Kevin Youkilis expected to be traded soon

Kevin Youkilis Reuters

UPDATE, 9:35 PM ET: According to Rosenthal, the Indians are now considered a “longshot” to land Youkilis and the Dodgers have only had “minimal contact” with Boston’s front office. It sounds like it might come down to the White Sox and Pirates.

3:52 PM ET: Jim Bowden of ESPN.com and MLB Network Radio on Sirius XM reports that the Red Sox are hoping Youkilis is traded today to the White Sox, Indians or Dodgers.

3:30 PM ET: Rob Biertempfel of the Pittsburgh Tribune-Review was told by a new source that the Pirates are “likely” out on Youkilis “at this point.”

2:00 PM ET: Rob Biertempfel of the Pittsburgh Tribune-Review is now reporting that the Pirates are “very much” in the mix for Kevin Youkilis. Of course, the Pirates have already benefited by getting A.J. Burnett from the Yankees for almost nothing, so they probably are thinking, “Why the heck not?”

1:44 PM ET: Dylan Hernandez of the Los Angeles Times reports that the Dodgers are on the “fringe” of talks for Kevin Youkilis. Meanwhile, Ken Rosenthal and Jon Paul Morosi of FOXSports.com have been told that the Pirates remain in the mix.

11:20 AM ET: It sounds like a deal could happen at any moment.

Scott Lauber of the Boston Herald was told by a major league source that Kevin Youkilis will be traded “sooner rather than later” while ESPN’s Buster Olney was told by MLB officials that a deal could happen as soon as today.

It appears that the Red Sox are already making preparations for the post-Youkilis era, as Peter Abraham of the Boston Globe hears that team officials talked last night to discuss possible roster moves in the wake of a trade.

10:01 AM ET: Kevin Youkilis could be entering his final days in a Red Sox uniform.

According to Ken Rosenthal and Jon Paul Morosi of FOXSports.com, the Red Sox are currently speaking with multiple clubs and are moving closer to a possible deal. The White Sox have engaged in “heavy dialogue” for Youkilis while the Dodgers are also in the mix. For what it’s worth, one official involved in the talks told ESPN’s Buster Olney yesterday that the White Sox may be “best positioned” to make a deal.

The White Sox could certainly use the the upgrade, as they have a major league worst .165/.242/.218 batting line and a .460 OPS from the third base position this year. Orlando Hudson is currently getting the bulk of the playing time at the hot corner while Brent Morel recovers from a back injury.

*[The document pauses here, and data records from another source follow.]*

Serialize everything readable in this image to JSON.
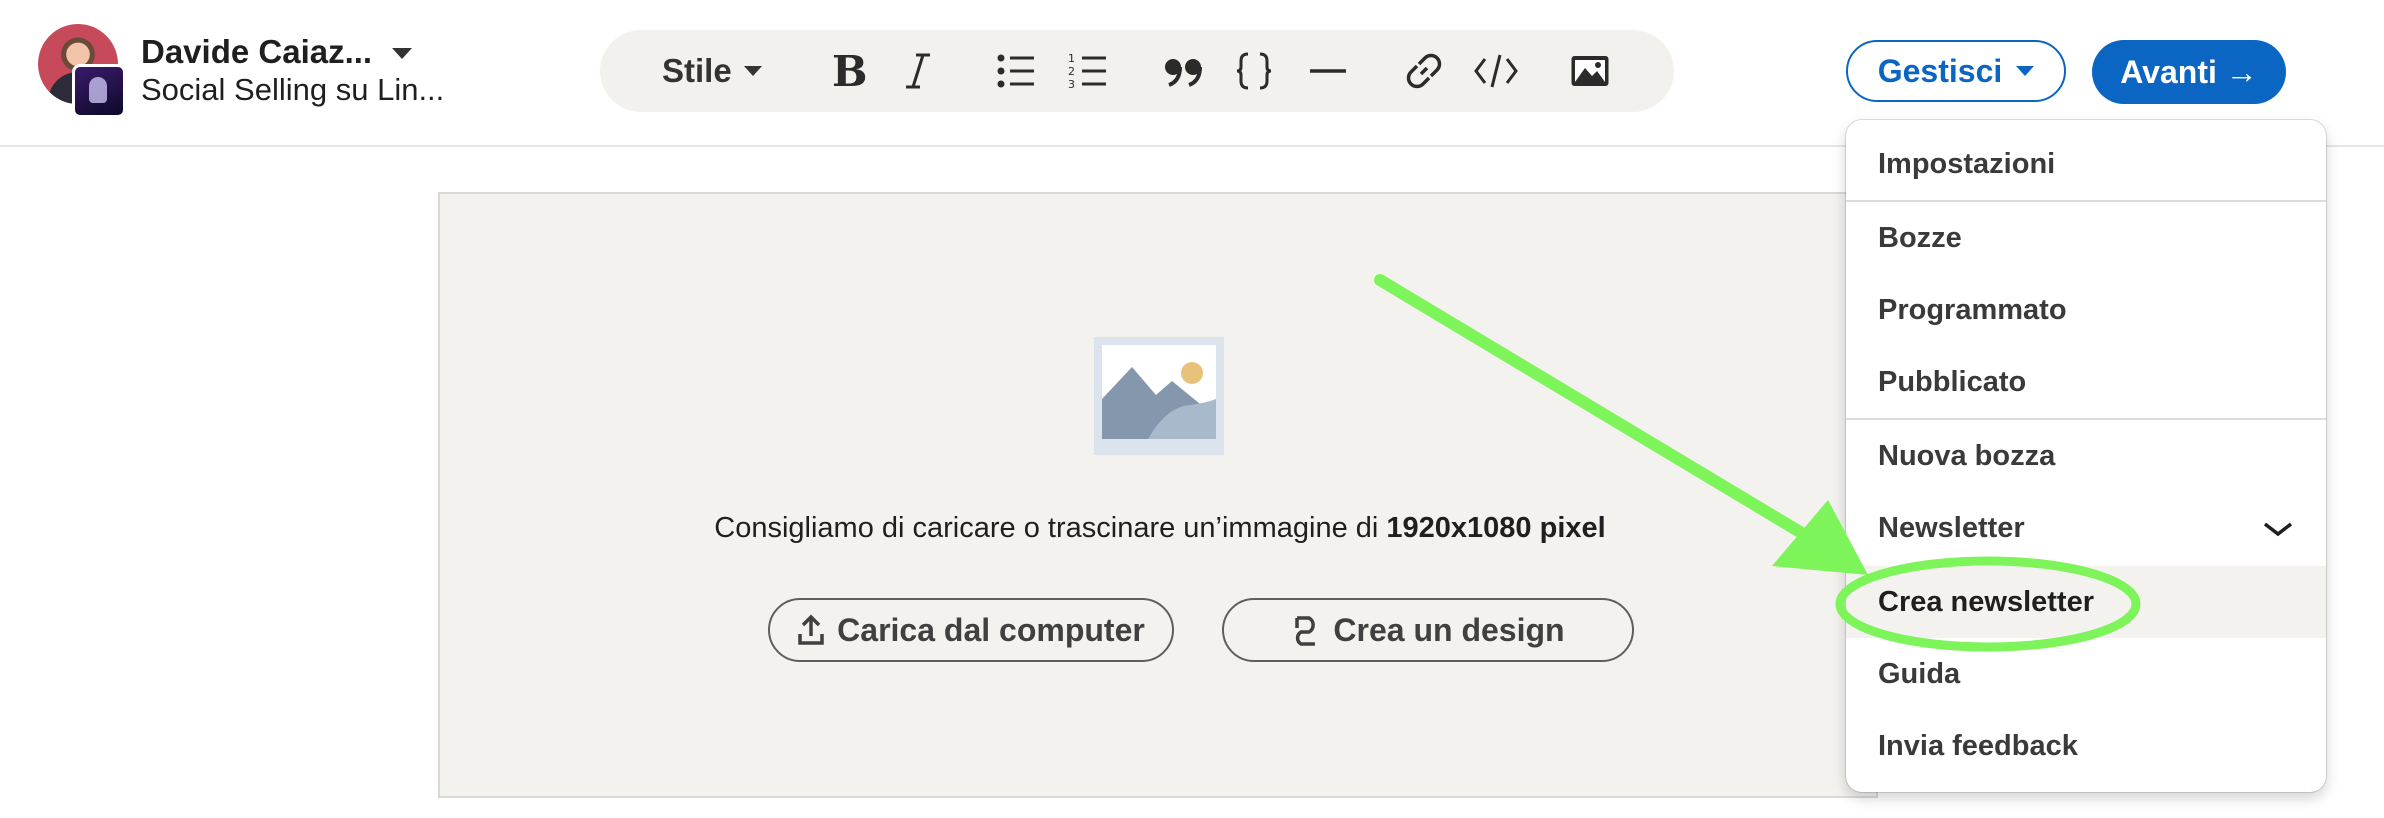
{
  "account": {
    "name": "Davide Caiaz...",
    "subtitle": "Social Selling su Lin..."
  },
  "toolbar": {
    "style_label": "Stile",
    "icons": [
      "bold-icon",
      "italic-icon",
      "bulleted-list-icon",
      "numbered-list-icon",
      "quote-icon",
      "code-block-icon",
      "divider-icon",
      "link-icon",
      "embed-icon",
      "image-icon"
    ]
  },
  "header_buttons": {
    "manage_label": "Gestisci",
    "next_label": "Avanti →"
  },
  "cover": {
    "hint_prefix": "Consigliamo di caricare o trascinare un’immagine di ",
    "hint_size": "1920x1080 pixel",
    "upload_label": "Carica dal computer",
    "design_label": "Crea un design"
  },
  "menu": {
    "items": [
      {
        "label": "Impostazioni"
      },
      {
        "label": "Bozze"
      },
      {
        "label": "Programmato"
      },
      {
        "label": "Pubblicato"
      },
      {
        "label": "Nuova bozza"
      },
      {
        "label": "Newsletter",
        "expanded": true
      },
      {
        "label": "Crea newsletter",
        "highlighted": true
      },
      {
        "label": "Guida"
      },
      {
        "label": "Invia feedback"
      }
    ]
  },
  "colors": {
    "brand_blue": "#0a66c2",
    "annotation_green": "#7cf45a"
  }
}
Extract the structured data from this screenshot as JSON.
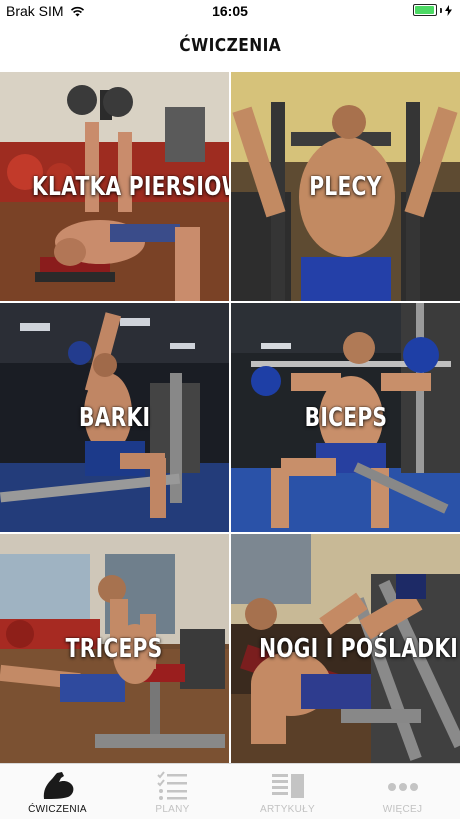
{
  "status_bar": {
    "carrier": "Brak SIM",
    "time": "16:05",
    "battery_color": "#4cd964"
  },
  "header": {
    "title": "ĆWICZENIA"
  },
  "categories": [
    {
      "label": "KLATKA PIERSIOWA"
    },
    {
      "label": "PLECY"
    },
    {
      "label": "BARKI"
    },
    {
      "label": "BICEPS"
    },
    {
      "label": "TRICEPS"
    },
    {
      "label": "NOGI I POŚLADKI"
    }
  ],
  "tab_bar": {
    "tabs": [
      {
        "label": "ĆWICZENIA",
        "icon": "biceps-icon",
        "active": true
      },
      {
        "label": "PLANY",
        "icon": "checklist-icon",
        "active": false
      },
      {
        "label": "ARTYKUŁY",
        "icon": "articles-icon",
        "active": false
      },
      {
        "label": "WIĘCEJ",
        "icon": "more-icon",
        "active": false
      }
    ]
  }
}
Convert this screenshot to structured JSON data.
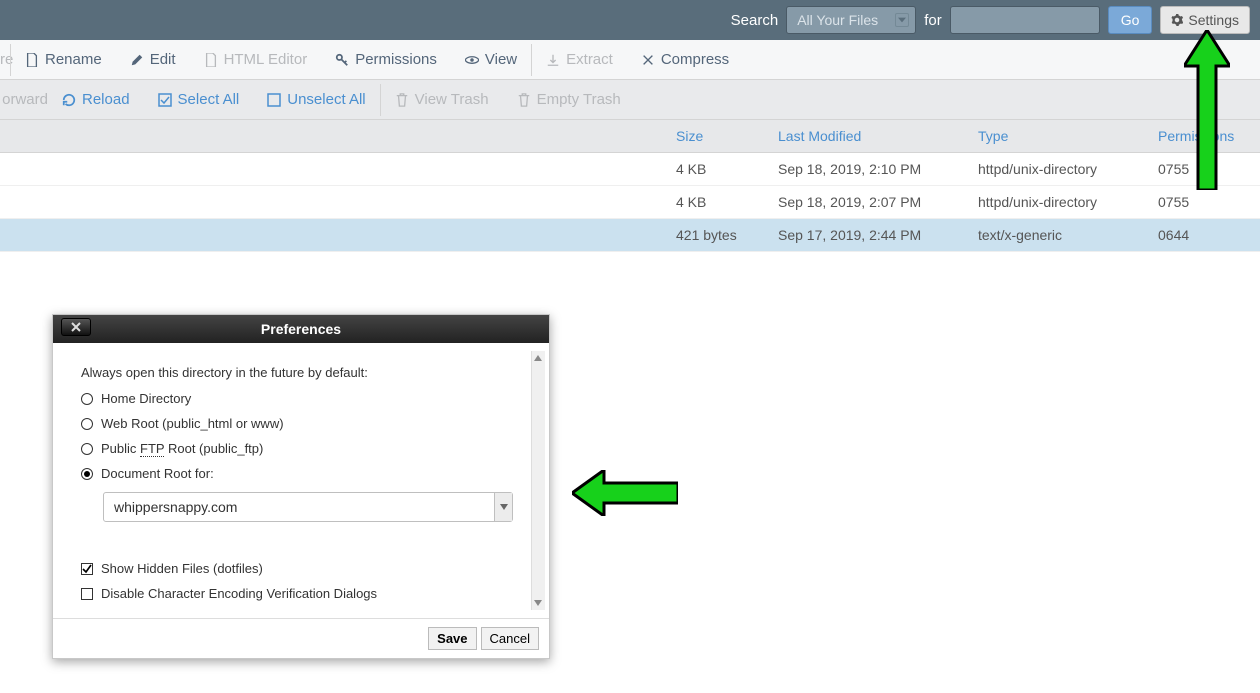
{
  "topbar": {
    "search_label": "Search",
    "scope_selected": "All Your Files",
    "for_label": "for",
    "search_value": "",
    "go_label": "Go",
    "settings_label": "Settings"
  },
  "toolbar1": {
    "more_cut": "re",
    "rename": "Rename",
    "edit": "Edit",
    "html_editor": "HTML Editor",
    "permissions": "Permissions",
    "view": "View",
    "extract": "Extract",
    "compress": "Compress"
  },
  "toolbar2": {
    "forward_cut": "orward",
    "reload": "Reload",
    "select_all": "Select All",
    "unselect_all": "Unselect All",
    "view_trash": "View Trash",
    "empty_trash": "Empty Trash"
  },
  "table": {
    "headers": {
      "size": "Size",
      "modified": "Last Modified",
      "type": "Type",
      "perms": "Permissions"
    },
    "rows": [
      {
        "size": "4 KB",
        "modified": "Sep 18, 2019, 2:10 PM",
        "type": "httpd/unix-directory",
        "perms": "0755",
        "selected": false
      },
      {
        "size": "4 KB",
        "modified": "Sep 18, 2019, 2:07 PM",
        "type": "httpd/unix-directory",
        "perms": "0755",
        "selected": false
      },
      {
        "size": "421 bytes",
        "modified": "Sep 17, 2019, 2:44 PM",
        "type": "text/x-generic",
        "perms": "0644",
        "selected": true
      }
    ]
  },
  "modal": {
    "title": "Preferences",
    "intro": "Always open this directory in the future by default:",
    "radios": {
      "home": {
        "label": "Home Directory",
        "checked": false
      },
      "webroot": {
        "label_pre": "Web Root (public_html or www)",
        "checked": false
      },
      "ftp": {
        "pre": "Public ",
        "ftp": "FTP",
        "post": " Root (public_ftp)",
        "checked": false
      },
      "docroot": {
        "label": "Document Root for:",
        "checked": true
      }
    },
    "domain_selected": "whippersnappy.com",
    "checks": {
      "hidden": {
        "label": "Show Hidden Files (dotfiles)",
        "checked": true
      },
      "encoding": {
        "label": "Disable Character Encoding Verification Dialogs",
        "checked": false
      }
    },
    "save": "Save",
    "cancel": "Cancel"
  }
}
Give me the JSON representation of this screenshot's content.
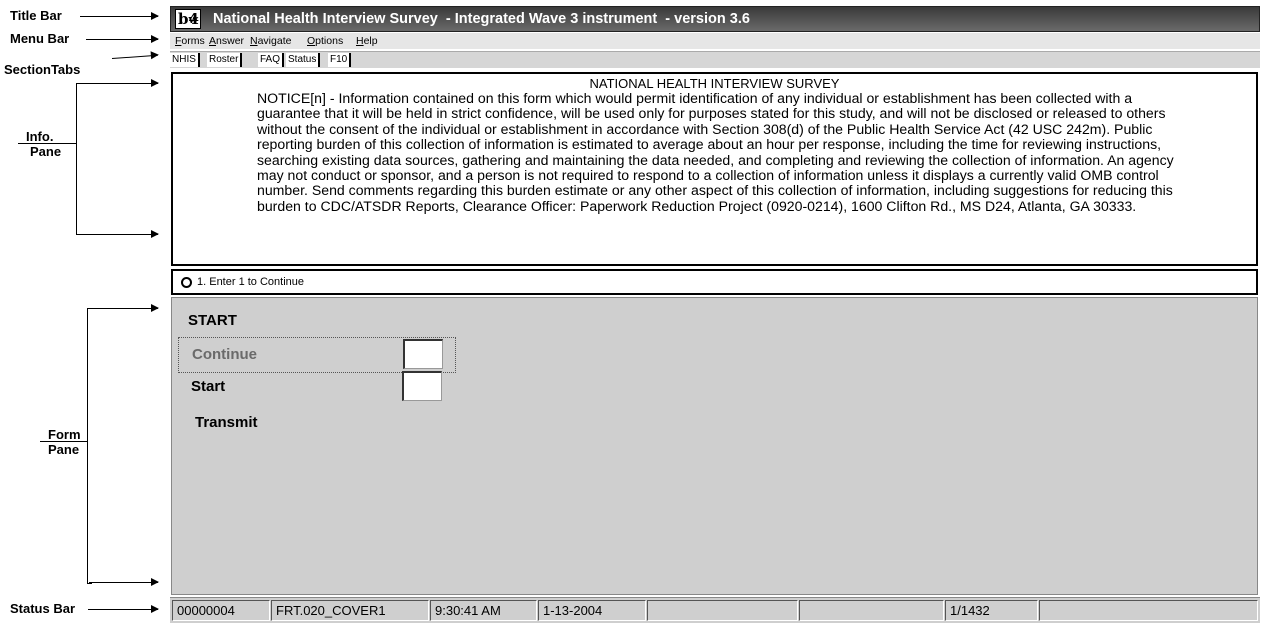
{
  "annotations": {
    "title_bar": "Title Bar",
    "menu_bar": "Menu Bar",
    "section_tabs": "SectionTabs",
    "info_pane": [
      "Info.",
      "Pane"
    ],
    "form_pane": [
      "Form",
      "Pane"
    ],
    "status_bar": "Status Bar"
  },
  "window": {
    "icon_text": "b4",
    "icon_sub": "w",
    "title": "National Health Interview Survey  - Integrated Wave 3 instrument  - version 3.6"
  },
  "menu": [
    {
      "label": "Forms",
      "u": "F",
      "rest": "orms"
    },
    {
      "label": "Answer",
      "u": "A",
      "rest": "nswer"
    },
    {
      "label": "Navigate",
      "u": "N",
      "rest": "avigate"
    },
    {
      "label": "Options",
      "u": "O",
      "rest": "ptions"
    },
    {
      "label": "Help",
      "u": "H",
      "rest": "elp"
    }
  ],
  "tabs": [
    "NHIS",
    "Roster",
    "FAQ",
    "Status",
    "F10"
  ],
  "info_pane": {
    "heading": "NATIONAL HEALTH INTERVIEW SURVEY",
    "body": "NOTICE[n] - Information contained on this form which would permit identification of any individual or establishment has been collected with a guarantee that it will be held in strict confidence, will be used only for purposes stated for this study, and will not be disclosed or released to others without the consent of the individual or establishment in accordance with Section 308(d) of the Public Health Service Act (42 USC 242m).  Public reporting burden of this collection of information is estimated to average about an hour per response, including the time for reviewing instructions, searching existing data sources, gathering and maintaining the data needed, and completing and reviewing the collection of information.  An agency may not conduct or sponsor, and a person is not required to respond to a collection of information unless it displays a currently valid OMB control number.  Send comments regarding this burden estimate or any other aspect of this collection of information, including suggestions for reducing this burden to CDC/ATSDR Reports, Clearance Officer: Paperwork Reduction Project (0920-0214), 1600 Clifton Rd., MS D24, Atlanta, GA  30333."
  },
  "answer_option": "1. Enter 1 to Continue",
  "form": {
    "heading": "START",
    "fields": [
      "Continue",
      "Start"
    ],
    "transmit_label": "Transmit",
    "values": [
      "",
      ""
    ]
  },
  "status": {
    "case_id": "00000004",
    "field_name": "FRT.020_COVER1",
    "time": "9:30:41 AM",
    "date": "1-13-2004",
    "blank1": "",
    "blank2": "",
    "page": "1/1432",
    "blank3": ""
  }
}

Youkilis is making $12 million this season and his $13 million option for 2013 carries a $1 million buyout, so the Red Sox are willing to absorb some of his remaining salary in order to acquire a potentially useful piece in return. However, given his lack of production this year and the obvious durability concerns, it’s unlikely we’ll see them get a player of great significance. This is mostly about clearing the way for hot-hitting rookie Will Middlebrooks to officially take over as the starting third baseman while ensuring that Gold Glover Adrian Gonzalez won’t have to continue shuffling between right field and first base.